Output all of the material once more, so that every line matches the original exactly.
==== DATA TO USE ====
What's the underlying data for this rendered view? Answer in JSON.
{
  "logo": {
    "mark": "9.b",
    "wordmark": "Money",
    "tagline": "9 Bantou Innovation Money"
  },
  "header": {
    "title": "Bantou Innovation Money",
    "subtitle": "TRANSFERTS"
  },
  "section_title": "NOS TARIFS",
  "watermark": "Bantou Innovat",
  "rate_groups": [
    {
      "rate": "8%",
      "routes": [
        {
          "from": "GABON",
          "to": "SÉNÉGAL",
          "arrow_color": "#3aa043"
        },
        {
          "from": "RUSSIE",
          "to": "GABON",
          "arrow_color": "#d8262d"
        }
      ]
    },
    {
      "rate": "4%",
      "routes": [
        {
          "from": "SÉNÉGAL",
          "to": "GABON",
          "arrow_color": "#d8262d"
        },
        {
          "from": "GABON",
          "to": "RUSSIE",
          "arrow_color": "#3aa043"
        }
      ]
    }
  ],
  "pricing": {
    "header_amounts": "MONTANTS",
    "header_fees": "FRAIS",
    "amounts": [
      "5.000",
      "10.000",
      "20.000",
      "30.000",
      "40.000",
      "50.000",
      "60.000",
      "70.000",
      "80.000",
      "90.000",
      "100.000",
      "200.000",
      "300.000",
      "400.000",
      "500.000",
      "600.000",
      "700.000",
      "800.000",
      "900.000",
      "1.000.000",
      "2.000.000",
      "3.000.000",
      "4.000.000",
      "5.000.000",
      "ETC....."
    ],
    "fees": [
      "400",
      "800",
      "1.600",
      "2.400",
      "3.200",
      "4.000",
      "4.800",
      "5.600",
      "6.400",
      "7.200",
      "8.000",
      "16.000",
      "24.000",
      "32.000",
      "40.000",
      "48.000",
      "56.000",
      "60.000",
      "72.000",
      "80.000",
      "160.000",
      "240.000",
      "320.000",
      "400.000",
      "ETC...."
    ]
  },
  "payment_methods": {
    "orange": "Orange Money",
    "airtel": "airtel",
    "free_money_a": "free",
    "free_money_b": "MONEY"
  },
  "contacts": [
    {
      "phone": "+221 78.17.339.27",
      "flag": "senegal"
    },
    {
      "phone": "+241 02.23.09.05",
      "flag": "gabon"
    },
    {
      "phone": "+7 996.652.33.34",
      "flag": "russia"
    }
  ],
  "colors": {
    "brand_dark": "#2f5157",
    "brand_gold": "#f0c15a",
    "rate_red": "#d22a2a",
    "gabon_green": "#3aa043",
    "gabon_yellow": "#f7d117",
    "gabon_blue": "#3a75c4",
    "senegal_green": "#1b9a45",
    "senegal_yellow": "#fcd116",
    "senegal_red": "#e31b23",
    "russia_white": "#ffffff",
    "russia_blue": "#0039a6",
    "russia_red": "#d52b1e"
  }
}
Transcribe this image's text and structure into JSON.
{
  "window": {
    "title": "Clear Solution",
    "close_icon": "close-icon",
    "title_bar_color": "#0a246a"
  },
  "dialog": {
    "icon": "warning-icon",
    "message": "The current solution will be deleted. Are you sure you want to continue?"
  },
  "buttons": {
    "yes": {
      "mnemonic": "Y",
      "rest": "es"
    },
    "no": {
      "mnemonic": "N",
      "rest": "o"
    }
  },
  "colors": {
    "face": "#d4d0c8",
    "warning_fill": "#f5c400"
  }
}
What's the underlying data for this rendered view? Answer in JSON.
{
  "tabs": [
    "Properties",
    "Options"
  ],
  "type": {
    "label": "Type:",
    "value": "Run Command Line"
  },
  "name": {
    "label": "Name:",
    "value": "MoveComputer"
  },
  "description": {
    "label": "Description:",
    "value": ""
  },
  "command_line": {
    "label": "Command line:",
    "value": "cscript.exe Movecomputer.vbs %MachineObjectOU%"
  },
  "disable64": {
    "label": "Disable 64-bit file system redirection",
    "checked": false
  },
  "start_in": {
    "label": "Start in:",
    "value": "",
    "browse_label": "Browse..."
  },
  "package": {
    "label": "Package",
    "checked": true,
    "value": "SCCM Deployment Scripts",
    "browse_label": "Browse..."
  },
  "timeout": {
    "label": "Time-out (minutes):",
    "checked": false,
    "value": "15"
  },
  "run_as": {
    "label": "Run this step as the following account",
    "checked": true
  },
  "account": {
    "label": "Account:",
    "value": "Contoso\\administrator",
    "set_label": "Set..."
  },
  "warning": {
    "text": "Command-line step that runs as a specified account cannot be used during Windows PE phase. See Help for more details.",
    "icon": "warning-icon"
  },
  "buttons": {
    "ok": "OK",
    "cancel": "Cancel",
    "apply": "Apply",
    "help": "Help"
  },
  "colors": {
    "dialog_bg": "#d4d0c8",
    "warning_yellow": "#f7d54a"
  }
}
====
FINISHED TASK ::
What's the underlying data for this rendered view? Answer in JSON.
{
  "logo": {
    "mark": "9.b",
    "wordmark": "Money",
    "tagline": "9 Bantou Innovation Money"
  },
  "header": {
    "title": "Bantou Innovation Money",
    "subtitle": "TRANSFERTS"
  },
  "section_title": "NOS TARIFS",
  "watermark": "Bantou Innovat",
  "rate_groups": [
    {
      "rate": "8%",
      "routes": [
        {
          "from": "GABON",
          "to": "SÉNÉGAL",
          "arrow_color": "#3aa043"
        },
        {
          "from": "RUSSIE",
          "to": "GABON",
          "arrow_color": "#d8262d"
        }
      ]
    },
    {
      "rate": "4%",
      "routes": [
        {
          "from": "SÉNÉGAL",
          "to": "GABON",
          "arrow_color": "#d8262d"
        },
        {
          "from": "GABON",
          "to": "RUSSIE",
          "arrow_color": "#3aa043"
        }
      ]
    }
  ],
  "pricing": {
    "header_amounts": "MONTANTS",
    "header_fees": "FRAIS",
    "amounts": [
      "5.000",
      "10.000",
      "20.000",
      "30.000",
      "40.000",
      "50.000",
      "60.000",
      "70.000",
      "80.000",
      "90.000",
      "100.000",
      "200.000",
      "300.000",
      "400.000",
      "500.000",
      "600.000",
      "700.000",
      "800.000",
      "900.000",
      "1.000.000",
      "2.000.000",
      "3.000.000",
      "4.000.000",
      "5.000.000",
      "ETC....."
    ],
    "fees": [
      "400",
      "800",
      "1.600",
      "2.400",
      "3.200",
      "4.000",
      "4.800",
      "5.600",
      "6.400",
      "7.200",
      "8.000",
      "16.000",
      "24.000",
      "32.000",
      "40.000",
      "48.000",
      "56.000",
      "60.000",
      "72.000",
      "80.000",
      "160.000",
      "240.000",
      "320.000",
      "400.000",
      "ETC...."
    ]
  },
  "payment_methods": {
    "orange": "Orange Money",
    "airtel": "airtel",
    "free_money_a": "free",
    "free_money_b": "MONEY"
  },
  "contacts": [
    {
      "phone": "+221 78.17.339.27",
      "flag": "senegal"
    },
    {
      "phone": "+241 02.23.09.05",
      "flag": "gabon"
    },
    {
      "phone": "+7 996.652.33.34",
      "flag": "russia"
    }
  ],
  "colors": {
    "brand_dark": "#2f5157",
    "brand_gold": "#f0c15a",
    "rate_red": "#d22a2a",
    "gabon_green": "#3aa043",
    "gabon_yellow": "#f7d117",
    "gabon_blue": "#3a75c4",
    "senegal_green": "#1b9a45",
    "senegal_yellow": "#fcd116",
    "senegal_red": "#e31b23",
    "russia_white": "#ffffff",
    "russia_blue": "#0039a6",
    "russia_red": "#d52b1e"
  }
}
Transcribe this image's text and structure into JSON.
{
  "window": {
    "title": "Clear Solution",
    "close_icon": "close-icon",
    "title_bar_color": "#0a246a"
  },
  "dialog": {
    "icon": "warning-icon",
    "message": "The current solution will be deleted. Are you sure you want to continue?"
  },
  "buttons": {
    "yes": {
      "mnemonic": "Y",
      "rest": "es"
    },
    "no": {
      "mnemonic": "N",
      "rest": "o"
    }
  },
  "colors": {
    "face": "#d4d0c8",
    "warning_fill": "#f5c400"
  }
}
What's the underlying data for this rendered view? Answer in JSON.
{
  "tabs": [
    "Properties",
    "Options"
  ],
  "type": {
    "label": "Type:",
    "value": "Run Command Line"
  },
  "name": {
    "label": "Name:",
    "value": "MoveComputer"
  },
  "description": {
    "label": "Description:",
    "value": ""
  },
  "command_line": {
    "label": "Command line:",
    "value": "cscript.exe Movecomputer.vbs %MachineObjectOU%"
  },
  "disable64": {
    "label": "Disable 64-bit file system redirection",
    "checked": false
  },
  "start_in": {
    "label": "Start in:",
    "value": "",
    "browse_label": "Browse..."
  },
  "package": {
    "label": "Package",
    "checked": true,
    "value": "SCCM Deployment Scripts",
    "browse_label": "Browse..."
  },
  "timeout": {
    "label": "Time-out (minutes):",
    "checked": false,
    "value": "15"
  },
  "run_as": {
    "label": "Run this step as the following account",
    "checked": true
  },
  "account": {
    "label": "Account:",
    "value": "Contoso\\administrator",
    "set_label": "Set..."
  },
  "warning": {
    "text": "Command-line step that runs as a specified account cannot be used during Windows PE phase. See Help for more details.",
    "icon": "warning-icon"
  },
  "buttons": {
    "ok": "OK",
    "cancel": "Cancel",
    "apply": "Apply",
    "help": "Help"
  },
  "colors": {
    "dialog_bg": "#d4d0c8",
    "warning_yellow": "#f7d54a"
  }
}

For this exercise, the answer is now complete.